Gav put on a suit and I (reluctantly) put on some high heels and we jumped in a taxi to the restaurant. We’d already decided that we would go with the tasting menu, basically so we could try as many different things as possible – it’s not like we go to these kind of places every day! We got the wine tasting menu alongside, I know – ambitious on a school night.

I’m not going to go into huge amounts of detail about each dish but can I just say, The Kitchin is a truely incredible experience. From the minute you walk through the door you are met by a number of people ready and happy to cater to your every need. We were so happy we got the wine tasting menu because it opened our eyes to some incredible wines we didn’t even know existed. This was particularly eye opening for Gav who isn’t much of a fan of white wine but was shocked at how beautiful their choice of wine was.

So, the food. The tasting menu was a whopping seven courses long including an amuse bouche, pre-starter, starter, middle course (take a breath), fish course, meat course and dessert. There were a couple of dishes that really stood out for me. Tom Kitchin’s signiture dish Pig’s Head & Langoustine was on the tasting menu, I’d heard of this one. This was absolutely stunning, the pig’s head tasted like pulled pork but ten times richer and the ear salad had the most delicious dressing, this was a favourite of Gavin’s too. Then there was the Razor Clams starter: razor clams from Arisaig served with these gorgeously cooked diced vegetables with chorizo oil and lemon confit. This was so moreish and I can’t even describe how good it was! It was creamy yet light and delicate but so flavoursome, so yummy!

Obviously we had a load of other food but those were my highlights. The service was something we’d never experienced before either, an extremely knowledgeable sommelier presented each wine with a brief description of each without over pushing it or interrupting our meal. Each meal was perfectly timed and we were left to enjoy, and digest our food before the next course (I love it when you’re not rushed).

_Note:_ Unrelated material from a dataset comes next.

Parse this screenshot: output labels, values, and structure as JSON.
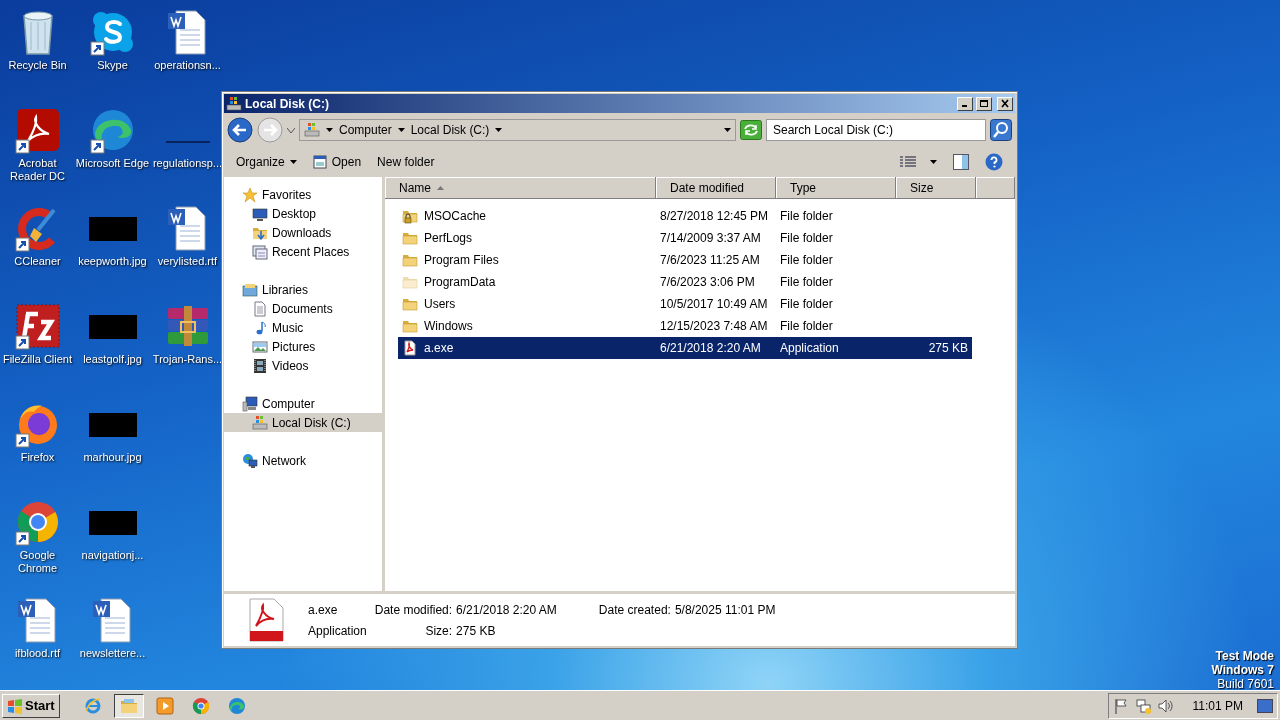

This experience was well worth the money and I don’t know how I am going to eat anywhere else now! I think Castle Terrace will be the next place on our list as Kitchin had a hand in starting up the restaurant. The Kitchin’s ability to present beautiful Scottish produce so perfectly and seasonally and in such an exciting way was inspirational and the experience was truly a pleasure. Here are some sneaky photos I took whilst we were there, just to make you all jealous!